European Currency Unit (ecu) in the International Business Landscape

Definition of European Currency Unit (ecu) in the context of U.S. international business and public trade policy: Weighted “basket” of EU currencies used for accounting purposes within the EU.

Time Value of Money in the context of Real Estate

Money in Foreign Legal Encyclopedias

For starting research in the law of a foreign country:

Link Description
Money Money in the World Legal Encyclopedia.
Money Money in the European Legal Encyclopedia.
Money Money in the Asian Legal Encyclopedia.
Money Money in the UK Legal Encyclopedia.
Money Money in the Australian Legal Encyclopedia.

Back to Top

Earnest Money in the context of Real Estate

Finding the law: Money in the U.S. Code

A collection of general and permanent laws relating to money, passed by the United States Congress, are organized by subject matter arrangements in the United States Code (U.S.C.; this label examines money topics), to make them easy to use (usually, organized by legal areas into Titles, Chapters and Sections). The platform provides introductory material to the U.S. Code, and cross references to case law. View the U.S. Code’s table of contents here.


In Legislation

Money in the U.S. Code: Title 31, Subtitle IV

The current, permanent, in-force federal laws regulating money are compiled in the United States Code under Title 31, Subtitle IV. It constitutes “prima facie” evidence of statutes relating to Finance (including money) of the United States. The reader can further narrow his/her legal research of the general topic (in this case, Money of the US Code, including money) by chapter and subchapter.



1. This definition of Money is based on The Cyclopedic Law Dictionary
2. Edward Flaherty, A Brief History of Central Banking in the United States.

Further Reading

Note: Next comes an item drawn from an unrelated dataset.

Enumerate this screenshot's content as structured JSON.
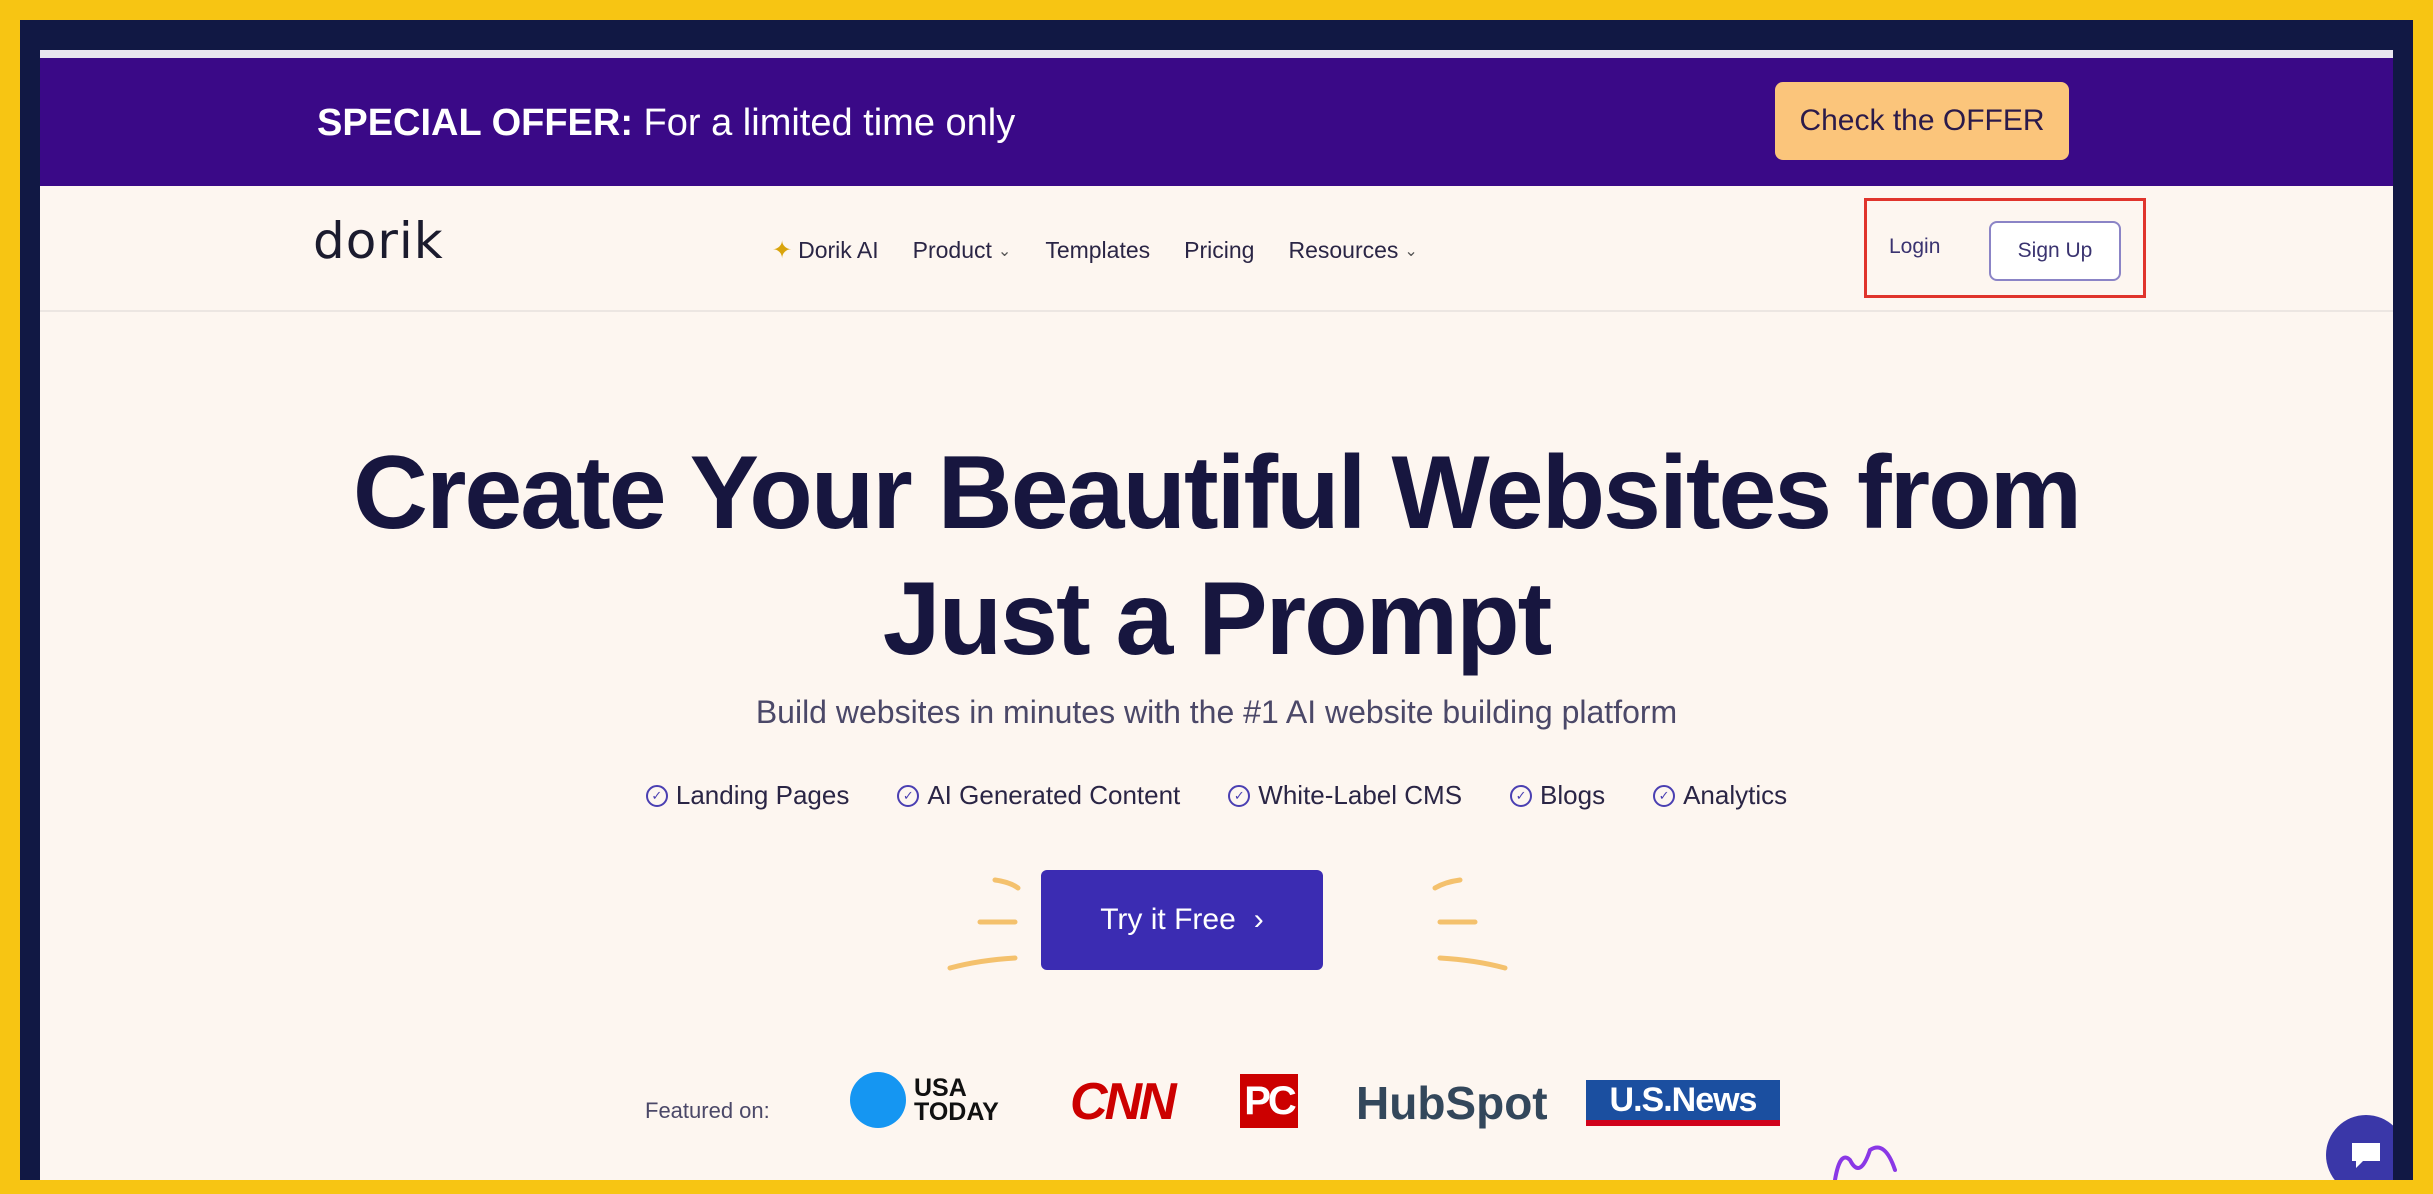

  • Galbraith, John K., A Short History of Financial Euphoria, New York: Penguin Books, 1990.
  • Greider, William, Secrets of the Temple, New York: Simon & Schuster, 1987.
  • Hammond, Bray, Banks and Politics in America, Princeton University Press, 1957.
  • Hixson, William F., Triumph of the Bankers: Money and Banking in the Eighteenth
    and Nineteenth Centuries
    , London: Praeger, 1993.
  • Kidwell, David S. and Richard Peterson, Financial Institutions, Markets, and Money,
    5th edition, 1993.
  • Information about Money in the Gale Encyclopedia of American Law.
  • Knox, John J., A History of Banking in the United States, New York: Bradford Rhodes, 1903.
  • Nussbaum, Arthur, A History of the Dollar, New York: Columbia University Press, 1957.
  • Phalle, Thibaut de Saint, The Federal Reserve: An Intentional Mystery, New York: Praeger, 1985.
  • Rolnick, Arthur J. and Warren E. Weber, The free banking era…
    Federal Reserve Bank of Minneapolis, Staff Report 80, May 1982.
  • Selgin, George A., The Theory of Free Banking: Money Supply Under Competitive
    Note Issue
    , Totowa, New Jersey: Rowman and Littlefield, 1988.
  • Sechrest, Larry J., Free Banking: Theory, History, and a Laissez-Faire Model,
    London: Quorum Books, 1993.

See Also

  • Deposit (1)


See Also

  • Present Value Of $1